__Task__. Repeat the data word for word. Do not include the pictures.

Page and application data records:
-- Opening Marker --
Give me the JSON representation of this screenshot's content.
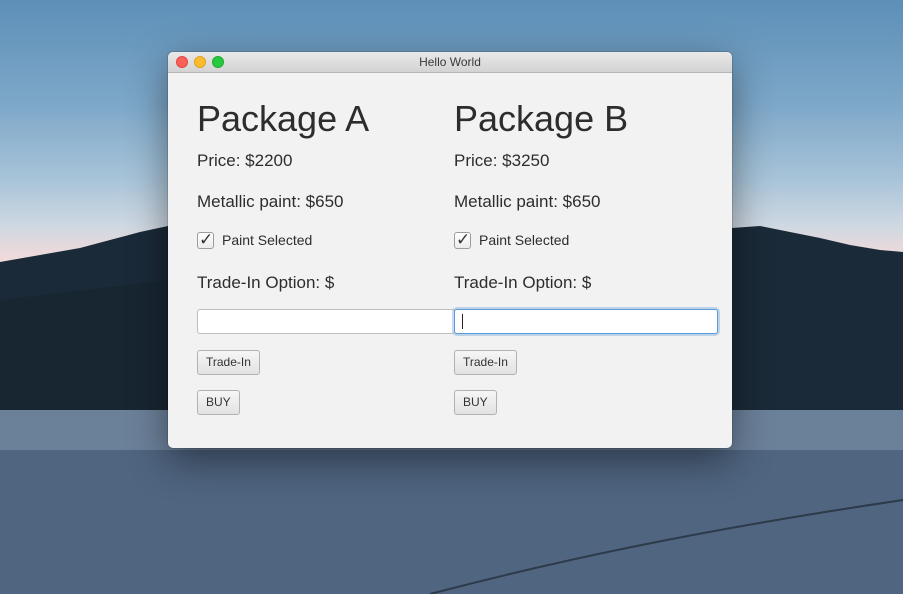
{
  "window": {
    "title": "Hello World"
  },
  "package_a": {
    "heading": "Package A",
    "price": "Price: $2200",
    "metallic_paint": "Metallic paint: $650",
    "paint_checkbox_label": "Paint Selected",
    "paint_checked": true,
    "trade_in_label": "Trade-In Option: $",
    "trade_in_value": "",
    "trade_in_button": "Trade-In",
    "buy_button": "BUY"
  },
  "package_b": {
    "heading": "Package B",
    "price": "Price: $3250",
    "metallic_paint": "Metallic paint: $650",
    "paint_checkbox_label": "Paint Selected",
    "paint_checked": true,
    "trade_in_label": "Trade-In Option: $",
    "trade_in_value": "",
    "trade_in_button": "Trade-In",
    "buy_button": "BUY"
  },
  "colors": {
    "close": "#fc5f57",
    "minimize": "#fdbc2e",
    "maximize": "#28c840",
    "focus_ring": "#5b9ad7"
  },
  "icons": {
    "checkmark": "✓"
  }
}
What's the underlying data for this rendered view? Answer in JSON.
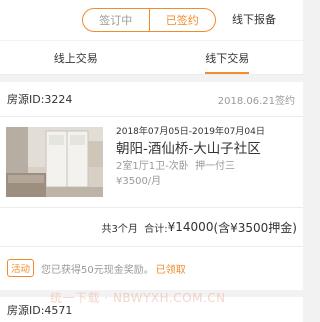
{
  "header": {
    "segments": [
      {
        "label": "签订中",
        "active": false
      },
      {
        "label": "已签约",
        "active": true
      }
    ],
    "offline_report": "线下报备"
  },
  "tabs": [
    {
      "label": "线上交易",
      "active": false
    },
    {
      "label": "线下交易",
      "active": true
    }
  ],
  "contract": {
    "room_id": "房源ID:3224",
    "signed_date": "2018.06.21签约",
    "period": "2018年07月05日-2019年07月04日",
    "title": "朝阳-酒仙桥-大山子社区",
    "layout": "2室1厅1卫-次卧",
    "payment": "押一付三",
    "price": "¥3500/月",
    "summary_prefix": "共3个月  合计:",
    "summary_total": "¥14000",
    "summary_suffix": "(含¥3500押金)",
    "promo_badge": "活动",
    "promo_text": "您已获得50元现金奖励。",
    "promo_link": "已领取"
  },
  "contract2": {
    "room_id": "房源ID:4571"
  },
  "watermark": "统一下载 · NBWYXH.COM.CN",
  "colors": {
    "accent": "#f08c2e",
    "muted": "#999999",
    "background": "#f2f2f2"
  }
}
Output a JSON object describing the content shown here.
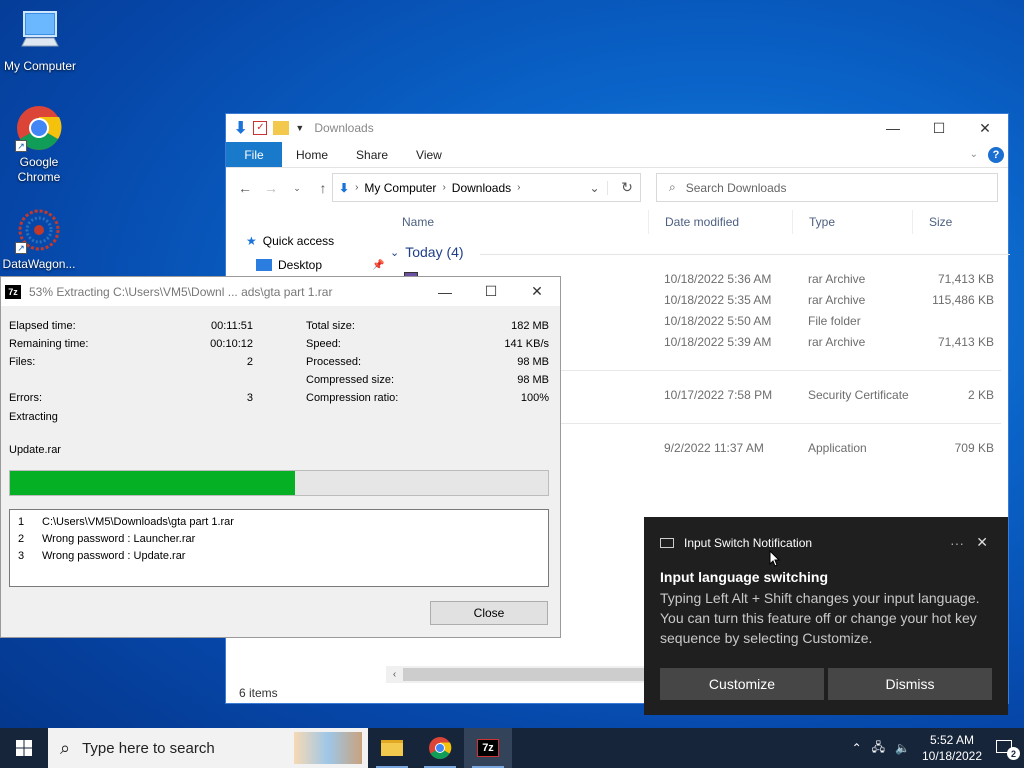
{
  "desktop": {
    "icons": [
      {
        "label": "My Computer"
      },
      {
        "label": "Google Chrome"
      },
      {
        "label": "DataWagon..."
      }
    ]
  },
  "explorer": {
    "title": "Downloads",
    "ribbon_tabs": [
      "File",
      "Home",
      "Share",
      "View"
    ],
    "address": {
      "crumbs": [
        "My Computer",
        "Downloads"
      ]
    },
    "search_placeholder": "Search Downloads",
    "nav": {
      "quick_access": "Quick access",
      "desktop": "Desktop"
    },
    "columns": {
      "name": "Name",
      "date": "Date modified",
      "type": "Type",
      "size": "Size"
    },
    "group": "Today (4)",
    "files": [
      {
        "date": "10/18/2022 5:36 AM",
        "type": "rar Archive",
        "size": "71,413 KB"
      },
      {
        "date": "10/18/2022 5:35 AM",
        "type": "rar Archive",
        "size": "115,486 KB"
      },
      {
        "date": "10/18/2022 5:50 AM",
        "type": "File folder",
        "size": ""
      },
      {
        "date": "10/18/2022 5:39 AM",
        "type": "rar Archive",
        "size": "71,413 KB"
      },
      {
        "date": "10/17/2022 7:58 PM",
        "type": "Security Certificate",
        "size": "2 KB"
      },
      {
        "date": "9/2/2022 11:37 AM",
        "type": "Application",
        "size": "709 KB"
      }
    ],
    "status": "6 items"
  },
  "zip": {
    "title": "53% Extracting C:\\Users\\VM5\\Downl ... ads\\gta part 1.rar",
    "left_stats": [
      {
        "label": "Elapsed time:",
        "value": "00:11:51"
      },
      {
        "label": "Remaining time:",
        "value": "00:10:12"
      },
      {
        "label": "Files:",
        "value": "2"
      },
      {
        "label": "",
        "value": ""
      },
      {
        "label": "Errors:",
        "value": "3"
      }
    ],
    "right_stats": [
      {
        "label": "Total size:",
        "value": "182 MB"
      },
      {
        "label": "Speed:",
        "value": "141 KB/s"
      },
      {
        "label": "Processed:",
        "value": "98 MB"
      },
      {
        "label": "Compressed size:",
        "value": "98 MB"
      },
      {
        "label": "Compression ratio:",
        "value": "100%"
      }
    ],
    "action": "Extracting",
    "current_file": "Update.rar",
    "progress": 0.53,
    "log": [
      {
        "n": "1",
        "text": "C:\\Users\\VM5\\Downloads\\gta part 1.rar"
      },
      {
        "n": "2",
        "text": "Wrong password : Launcher.rar"
      },
      {
        "n": "3",
        "text": "Wrong password : Update.rar"
      }
    ],
    "close_label": "Close"
  },
  "toast": {
    "header": "Input Switch Notification",
    "title": "Input language switching",
    "body": "Typing Left Alt + Shift changes your input language. You can turn this feature off or change your hot key sequence by selecting Customize.",
    "customize": "Customize",
    "dismiss": "Dismiss"
  },
  "taskbar": {
    "search_placeholder": "Type here to search",
    "time": "5:52 AM",
    "date": "10/18/2022",
    "notification_count": "2"
  },
  "colors": {
    "accent": "#1979ca",
    "progress": "#06b025",
    "taskbar": "#16253a"
  }
}
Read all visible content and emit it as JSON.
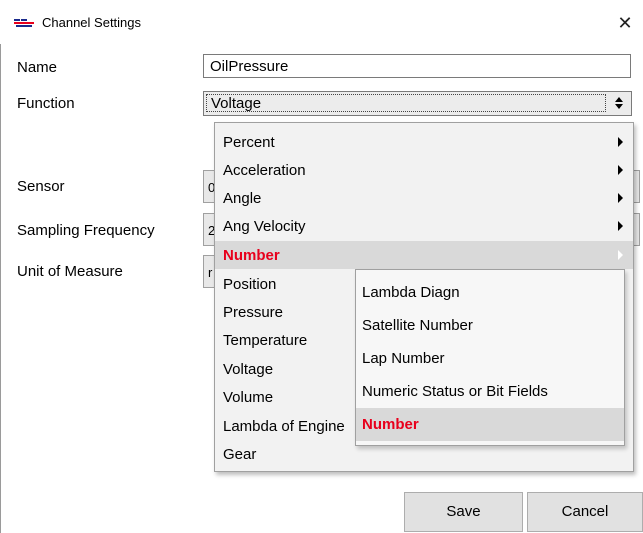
{
  "window": {
    "title": "Channel Settings",
    "close_glyph": "✕"
  },
  "form": {
    "name_label": "Name",
    "name_value": "OilPressure",
    "function_label": "Function",
    "function_value": "Voltage",
    "sensor_label": "Sensor",
    "sampling_label": "Sampling Frequency",
    "unit_label": "Unit of Measure",
    "sensor_peek": "0",
    "sampling_peek": "2",
    "unit_peek": "r"
  },
  "menu": {
    "items": [
      {
        "label": "Percent",
        "has_submenu": true
      },
      {
        "label": "Acceleration",
        "has_submenu": true
      },
      {
        "label": "Angle",
        "has_submenu": true
      },
      {
        "label": "Ang Velocity",
        "has_submenu": true
      },
      {
        "label": "Number",
        "has_submenu": true,
        "highlighted": true
      },
      {
        "label": "Position",
        "has_submenu": false
      },
      {
        "label": "Pressure",
        "has_submenu": false
      },
      {
        "label": "Temperature",
        "has_submenu": false
      },
      {
        "label": "Voltage",
        "has_submenu": false
      },
      {
        "label": "Volume",
        "has_submenu": false
      },
      {
        "label": "Lambda of Engine",
        "has_submenu": false
      },
      {
        "label": "Gear",
        "has_submenu": false
      }
    ]
  },
  "submenu": {
    "items": [
      {
        "label": "Lambda Diagn"
      },
      {
        "label": "Satellite Number"
      },
      {
        "label": "Lap Number"
      },
      {
        "label": "Numeric Status or Bit Fields"
      },
      {
        "label": "Number",
        "highlighted": true
      }
    ]
  },
  "buttons": {
    "save": "Save",
    "cancel": "Cancel"
  },
  "colors": {
    "highlight_text": "#e8001c",
    "highlight_bg": "#d9d9d9",
    "menu_bg": "#f2f2f2"
  },
  "icons": {
    "app": "aim-logo-icon",
    "close": "close-icon",
    "dropdown": "updown-arrows-icon",
    "submenu": "submenu-arrow-icon"
  }
}
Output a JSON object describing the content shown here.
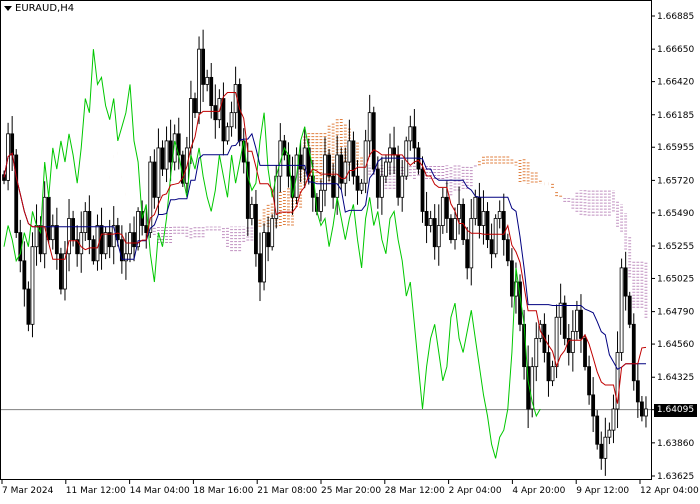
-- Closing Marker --
__Your solution__.
Give me the JSON representation of this screenshot's content.
{
  "window": {
    "title": "Hello World"
  },
  "package_a": {
    "heading": "Package A",
    "price": "Price: $2200",
    "metallic_paint": "Metallic paint: $650",
    "paint_checkbox_label": "Paint Selected",
    "paint_checked": true,
    "trade_in_label": "Trade-In Option: $",
    "trade_in_value": "",
    "trade_in_button": "Trade-In",
    "buy_button": "BUY"
  },
  "package_b": {
    "heading": "Package B",
    "price": "Price: $3250",
    "metallic_paint": "Metallic paint: $650",
    "paint_checkbox_label": "Paint Selected",
    "paint_checked": true,
    "trade_in_label": "Trade-In Option: $",
    "trade_in_value": "",
    "trade_in_button": "Trade-In",
    "buy_button": "BUY"
  },
  "colors": {
    "close": "#fc5f57",
    "minimize": "#fdbc2e",
    "maximize": "#28c840",
    "focus_ring": "#5b9ad7"
  },
  "icons": {
    "checkmark": "✓"
  }
}
What's the underlying data for this rendered view? Answer in JSON.
{
  "header": {
    "segments": [
      {
        "label": "签订中",
        "active": false
      },
      {
        "label": "已签约",
        "active": true
      }
    ],
    "offline_report": "线下报备"
  },
  "tabs": [
    {
      "label": "线上交易",
      "active": false
    },
    {
      "label": "线下交易",
      "active": true
    }
  ],
  "contract": {
    "room_id": "房源ID:3224",
    "signed_date": "2018.06.21签约",
    "period": "2018年07月05日-2019年07月04日",
    "title": "朝阳-酒仙桥-大山子社区",
    "layout": "2室1厅1卫-次卧",
    "payment": "押一付三",
    "price": "¥3500/月",
    "summary_prefix": "共3个月  合计:",
    "summary_total": "¥14000",
    "summary_suffix": "(含¥3500押金)",
    "promo_badge": "活动",
    "promo_text": "您已获得50元现金奖励。",
    "promo_link": "已领取"
  },
  "contract2": {
    "room_id": "房源ID:4571"
  },
  "watermark": "统一下载 · NBWYXH.COM.CN",
  "colors": {
    "accent": "#f08c2e",
    "muted": "#999999",
    "background": "#f2f2f2"
  }
}
Output a JSON object describing the content shown here.
{
  "desktop": {
    "icons": [
      {
        "label": "My Computer"
      },
      {
        "label": "Google Chrome"
      },
      {
        "label": "DataWagon..."
      }
    ]
  },
  "explorer": {
    "title": "Downloads",
    "ribbon_tabs": [
      "File",
      "Home",
      "Share",
      "View"
    ],
    "address": {
      "crumbs": [
        "My Computer",
        "Downloads"
      ]
    },
    "search_placeholder": "Search Downloads",
    "nav": {
      "quick_access": "Quick access",
      "desktop": "Desktop"
    },
    "columns": {
      "name": "Name",
      "date": "Date modified",
      "type": "Type",
      "size": "Size"
    },
    "group": "Today (4)",
    "files": [
      {
        "date": "10/18/2022 5:36 AM",
        "type": "rar Archive",
        "size": "71,413 KB"
      },
      {
        "date": "10/18/2022 5:35 AM",
        "type": "rar Archive",
        "size": "115,486 KB"
      },
      {
        "date": "10/18/2022 5:50 AM",
        "type": "File folder",
        "size": ""
      },
      {
        "date": "10/18/2022 5:39 AM",
        "type": "rar Archive",
        "size": "71,413 KB"
      },
      {
        "date": "10/17/2022 7:58 PM",
        "type": "Security Certificate",
        "size": "2 KB"
      },
      {
        "date": "9/2/2022 11:37 AM",
        "type": "Application",
        "size": "709 KB"
      }
    ],
    "status": "6 items"
  },
  "zip": {
    "title": "53% Extracting C:\\Users\\VM5\\Downl ... ads\\gta part 1.rar",
    "left_stats": [
      {
        "label": "Elapsed time:",
        "value": "00:11:51"
      },
      {
        "label": "Remaining time:",
        "value": "00:10:12"
      },
      {
        "label": "Files:",
        "value": "2"
      },
      {
        "label": "",
        "value": ""
      },
      {
        "label": "Errors:",
        "value": "3"
      }
    ],
    "right_stats": [
      {
        "label": "Total size:",
        "value": "182 MB"
      },
      {
        "label": "Speed:",
        "value": "141 KB/s"
      },
      {
        "label": "Processed:",
        "value": "98 MB"
      },
      {
        "label": "Compressed size:",
        "value": "98 MB"
      },
      {
        "label": "Compression ratio:",
        "value": "100%"
      }
    ],
    "action": "Extracting",
    "current_file": "Update.rar",
    "progress": 0.53,
    "log": [
      {
        "n": "1",
        "text": "C:\\Users\\VM5\\Downloads\\gta part 1.rar"
      },
      {
        "n": "2",
        "text": "Wrong password : Launcher.rar"
      },
      {
        "n": "3",
        "text": "Wrong password : Update.rar"
      }
    ],
    "close_label": "Close"
  },
  "toast": {
    "header": "Input Switch Notification",
    "title": "Input language switching",
    "body": "Typing Left Alt + Shift changes your input language. You can turn this feature off or change your hot key sequence by selecting Customize.",
    "customize": "Customize",
    "dismiss": "Dismiss"
  },
  "taskbar": {
    "search_placeholder": "Type here to search",
    "time": "5:52 AM",
    "date": "10/18/2022",
    "notification_count": "2"
  },
  "colors": {
    "accent": "#1979ca",
    "progress": "#06b025",
    "taskbar": "#16253a"
  }
}
Read all visible content and emit it as JSON.
{
  "window": {
    "title": "Channel Settings",
    "close_glyph": "✕"
  },
  "form": {
    "name_label": "Name",
    "name_value": "OilPressure",
    "function_label": "Function",
    "function_value": "Voltage",
    "sensor_label": "Sensor",
    "sampling_label": "Sampling Frequency",
    "unit_label": "Unit of Measure",
    "sensor_peek": "0",
    "sampling_peek": "2",
    "unit_peek": "r"
  },
  "menu": {
    "items": [
      {
        "label": "Percent",
        "has_submenu": true
      },
      {
        "label": "Acceleration",
        "has_submenu": true
      },
      {
        "label": "Angle",
        "has_submenu": true
      },
      {
        "label": "Ang Velocity",
        "has_submenu": true
      },
      {
        "label": "Number",
        "has_submenu": true,
        "highlighted": true
      },
      {
        "label": "Position",
        "has_submenu": false
      },
      {
        "label": "Pressure",
        "has_submenu": false
      },
      {
        "label": "Temperature",
        "has_submenu": false
      },
      {
        "label": "Voltage",
        "has_submenu": false
      },
      {
        "label": "Volume",
        "has_submenu": false
      },
      {
        "label": "Lambda of Engine",
        "has_submenu": false
      },
      {
        "label": "Gear",
        "has_submenu": false
      }
    ]
  },
  "submenu": {
    "items": [
      {
        "label": "Lambda Diagn"
      },
      {
        "label": "Satellite Number"
      },
      {
        "label": "Lap Number"
      },
      {
        "label": "Numeric Status or Bit Fields"
      },
      {
        "label": "Number",
        "highlighted": true
      }
    ]
  },
  "buttons": {
    "save": "Save",
    "cancel": "Cancel"
  },
  "colors": {
    "highlight_text": "#e8001c",
    "highlight_bg": "#d9d9d9",
    "menu_bg": "#f2f2f2"
  },
  "icons": {
    "app": "aim-logo-icon",
    "close": "close-icon",
    "dropdown": "updown-arrows-icon",
    "submenu": "submenu-arrow-icon"
  }
}
Output a JSON object describing the content shown here.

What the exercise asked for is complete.